8. Sources

Author: Matthias Maluck

General literature:
Vollmer, et. al. (eds.) 2001. Landscape and Cultural Heritage in the Wadden Sea Region – Project Report. Wadden Sea Ecosystem No. 12. Common Wadden Sea Secretariat. Wilhelmshaven, Germany.
Innenministerium des Landes Schleswig-Holstein (eds.) 2004. Regionalplan für den Planungsraum V, Amendment File.
Ministerium für Umwelt, Natur und Forsten des Landes Schleswig-Holstein (eds.) 2002. Landschaftsrahmenplan für den Planungsraum V. Kiel.
Kunz, Panten. Die Köge Nordfrieslands (Bredstedt 1997)
Bantelmann, A, et. al. (ed.). Das große Nordfrieslandbuch (Bredstedt 2000)
Gemeinsames Wattenmeer Sekretariat (ed.) 2005. Das Wattenmeer. Theiss Verlag Stuttgart.
D. Meier, Landschaftsentwicklung und Siedlungsgeschichte des Eiderstedter und Dithmarscher Küstengebietes als Teilregionen des Nordseeküstenraumes (Bonn 2001)
Beseler, Kunst-Topographie Schleswig-Holstein (Neumünster 1969)
Braun, Strehl (eds.), Langhaus und Winkelbau.

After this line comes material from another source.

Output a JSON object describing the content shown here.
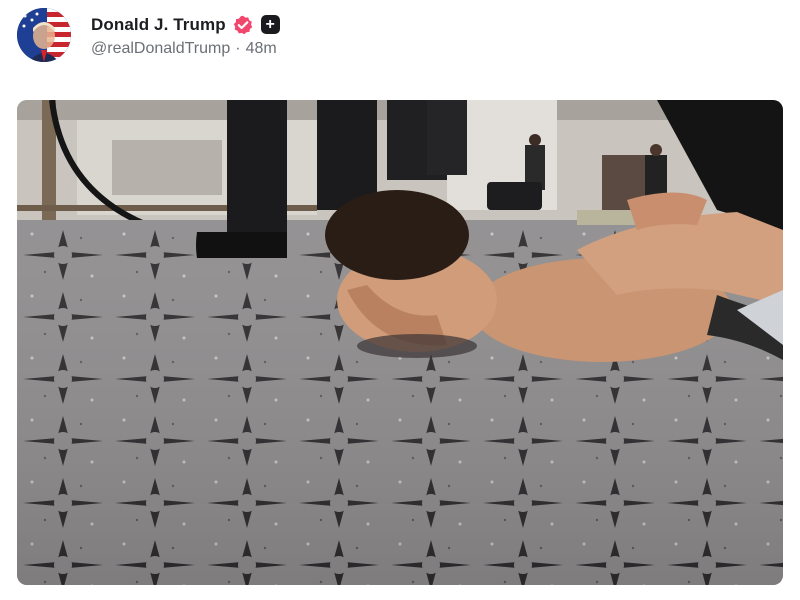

Uthlandfriesische Bauformen im 18. und 19. Jahrhundert (Bredstedt 1989)
Fahrenkrug et. al. Regionales Entwicklungskonzept Nordfriesland (unpublished, 2003)

Archaeological monument record of Schleswig-Holstein and gis mapping
Lancewad data base and gis maps
Royal Prussian ordnance survey of 1879
Map of H. du Plat of 1804/05
Map of J. Mejer, 1648